“We caught the tides just right,” Peel explains. We got to the fishing spot right at slack tide — there was no current so the fish would eat the bait faster.
It’s hard work reeling in those fish, especially for a lefty like me. Peel explains that on the all-day charters, the fishing is different and the boats go after larger Halibut — his largest this year so far has been 130 pounds, he said. At first, I had considered for an all-day trip in the hopes we’d be successful. But it was more expensive ($315 per person as compared to $175 for a half-day), required an even earlier start and more than 10 hours on the water –too long, my husband said. Besides, locals told me, the smaller Halibut caught on the half-day trip tend to be better eating.
So here I am holding on to this heavy pole for dear life, reeling… and reeling… and reeling. My hands are cramping; I can’t figure out the best way to brace the pole. I’m sure I’m going to lose the fish on my hook but… no we pull it up and it’s a keeper! Not too shabby!
Chuck Kim, a Denver Doctor, and his buddy Jared Schrader, a financial consultant, keep fishing until they get the size fish they want– six or so for the two they keep. I think Kim wins the prize for the biggest, about 15 pounds, and he’s jubilant. “I love it. It’s phenomenal,” he said.
“Exciting agrees Emily Silverman.
“I’m sure it’s not always like this… it makes me think it’s so easy,” added her brother.
In fact, Peel says, sometimes it can take more than an hour to get a bite, especially on the whole day trip, and then imaging pulling in a fish that’s over 50 pounds!
When we get back to the dock, we hand our fish over to a waiting processor who will cut them into one pound pieces and flash freeze them and pack them for the flight home (they can also be shipped but it’s less expensive to check them as baggage if you are flying).
We toast our success over a beer and what else — baked halibut at Captain Pattie’s that today is jammed with cruise ship passengers.
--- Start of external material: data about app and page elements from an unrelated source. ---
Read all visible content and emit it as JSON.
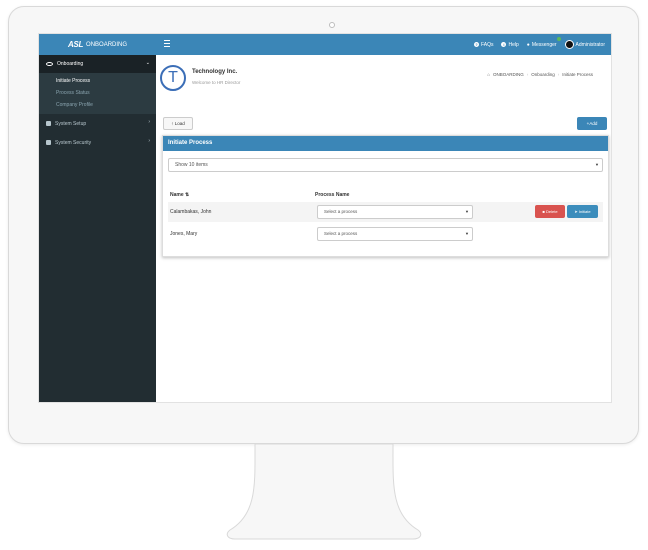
{
  "brand": {
    "logo": "ASL",
    "title": "ONBOARDING"
  },
  "topnav": {
    "faqs": "FAQs",
    "help": "Help",
    "messenger": "Messenger",
    "user": "Administrator"
  },
  "sidebar": {
    "section": "Onboarding",
    "subitems": [
      "Initiate Process",
      "Process Status",
      "Company Profile"
    ],
    "items": [
      "System Setup",
      "System Security"
    ]
  },
  "header": {
    "company": "Technology Inc.",
    "welcome": "Welcome to HR Director",
    "logo_letter": "T"
  },
  "breadcrumb": [
    "ONBOARDING",
    "Onboarding",
    "Initiate Process"
  ],
  "buttons": {
    "load": "Load",
    "add": "Add",
    "delete": "Delete",
    "initiate": "Initiate"
  },
  "panel": {
    "title": "Initiate Process",
    "show_items": "Show 10 items",
    "col_name": "Name",
    "col_process": "Process Name"
  },
  "rows": [
    {
      "name": "Calambakas, John",
      "process": "Select a process"
    },
    {
      "name": "Jones, Mary",
      "process": "Select a process"
    }
  ],
  "colors": {
    "primary": "#3b86b7",
    "sidebar": "#222d32",
    "danger": "#d9534f"
  }
}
I take it as a complement when the couple at the next table asks if we are locals.
Last night, we’d had dinner with some real locals — with Adrienne Sweeney, a fifth generation Alaskan, her 14 year old daughter Lillian and Marie Wall, Adrienne Sweeny’s mom, Marie Wall, 72, who met her husband Steve when she was in her early 20s and coming to Alaska to report for Army duty. Steve wall’s family had been here since the late 1800s and his grandmother, who raised him, conspired to get the two together.
Now Adrienne and AJ Sweeney, the parents of three daughters, own the historic Driftwood Inn with over 50 rooms overlooking Kachemak Bay, as well as AJ’s Old Town Steakhouse across the road and a charter business. They bought the restaurant a few years ago, Sweeney said, to close down a honky-tonk, whose rowdy clientele was annoying the Driftwood’s customers late at night. Today, it is a popular steak and seafood restaurant that attracts locals and tourists alike. We feast on Bleu Cheese Potato Chips Cioppino, Alaskan Scallops, and chocolate truffles for dessert.
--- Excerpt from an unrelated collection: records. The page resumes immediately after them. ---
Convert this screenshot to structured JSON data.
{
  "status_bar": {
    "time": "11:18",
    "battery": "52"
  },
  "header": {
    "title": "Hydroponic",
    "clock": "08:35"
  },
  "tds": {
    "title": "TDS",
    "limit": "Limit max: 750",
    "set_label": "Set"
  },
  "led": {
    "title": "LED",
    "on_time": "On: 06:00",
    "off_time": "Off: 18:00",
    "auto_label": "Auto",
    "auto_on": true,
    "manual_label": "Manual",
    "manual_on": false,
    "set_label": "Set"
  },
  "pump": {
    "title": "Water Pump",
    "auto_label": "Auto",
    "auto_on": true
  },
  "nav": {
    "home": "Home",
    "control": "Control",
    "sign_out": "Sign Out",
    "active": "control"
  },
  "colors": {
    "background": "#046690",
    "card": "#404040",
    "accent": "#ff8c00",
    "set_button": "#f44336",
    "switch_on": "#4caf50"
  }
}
“Everyone knows everyone around here… it can be good and can be bad,” says Eleanor Sweeney, 16, a high school senior. There’s only about 5,000 people who live in Homer.
“It is really like the Lower 48. We don’t live in igloos… You wouldn’t believe how many people think we don’t have any technology, said Lillian Sweeney, 14, a high school sophomore. “Some old timers still live in cabins without running water or electricity. But that’s their choice… kids here may be more laid back and more outdoorsy, but they are like kids everywhere.”
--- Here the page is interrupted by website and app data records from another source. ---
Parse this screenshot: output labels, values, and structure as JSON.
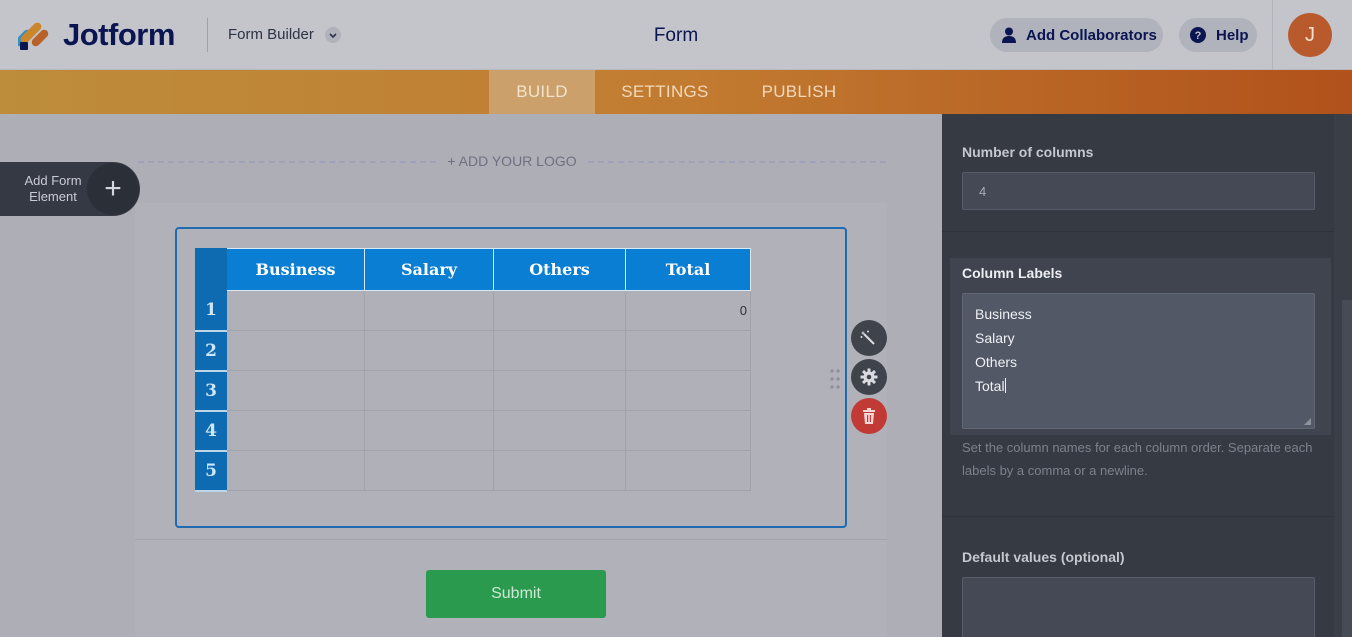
{
  "header": {
    "brand": "Jotform",
    "builder_label": "Form Builder",
    "page_title": "Form",
    "collab_label": "Add Collaborators",
    "help_label": "Help",
    "avatar_initial": "J"
  },
  "nav": {
    "tabs": [
      {
        "label": "BUILD",
        "active": true
      },
      {
        "label": "SETTINGS",
        "active": false
      },
      {
        "label": "PUBLISH",
        "active": false
      }
    ]
  },
  "canvas": {
    "add_logo": "+ ADD YOUR LOGO",
    "add_element_label": "Add Form Element",
    "submit_label": "Submit"
  },
  "matrix": {
    "columns": [
      "Business",
      "Salary",
      "Others",
      "Total"
    ],
    "rows": [
      {
        "num": "1",
        "cells": [
          "",
          "",
          "",
          "0"
        ]
      },
      {
        "num": "2",
        "cells": [
          "",
          "",
          "",
          ""
        ]
      },
      {
        "num": "3",
        "cells": [
          "",
          "",
          "",
          ""
        ]
      },
      {
        "num": "4",
        "cells": [
          "",
          "",
          "",
          ""
        ]
      },
      {
        "num": "5",
        "cells": [
          "",
          "",
          "",
          ""
        ]
      }
    ]
  },
  "panel": {
    "num_columns_label": "Number of columns",
    "num_columns_value": "4",
    "column_labels_label": "Column Labels",
    "column_labels_lines": [
      "Business",
      "Salary",
      "Others",
      "Total"
    ],
    "column_labels_help": "Set the column names for each column order. Separate each labels by a comma or a newline.",
    "default_values_label": "Default values (optional)"
  },
  "colors": {
    "brand_navy": "#0a1551",
    "nav_orange": "#c27c31",
    "table_header_blue": "#0a7ed3",
    "submit_green": "#2a9a4f",
    "delete_red": "#c23a35",
    "panel_bg": "#363a43"
  }
}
The girls suggest we fry the Halibut like their grandma does. “Really good!”
I can’t wait to try that! The fish, we decide, is the best souvenir to bring home.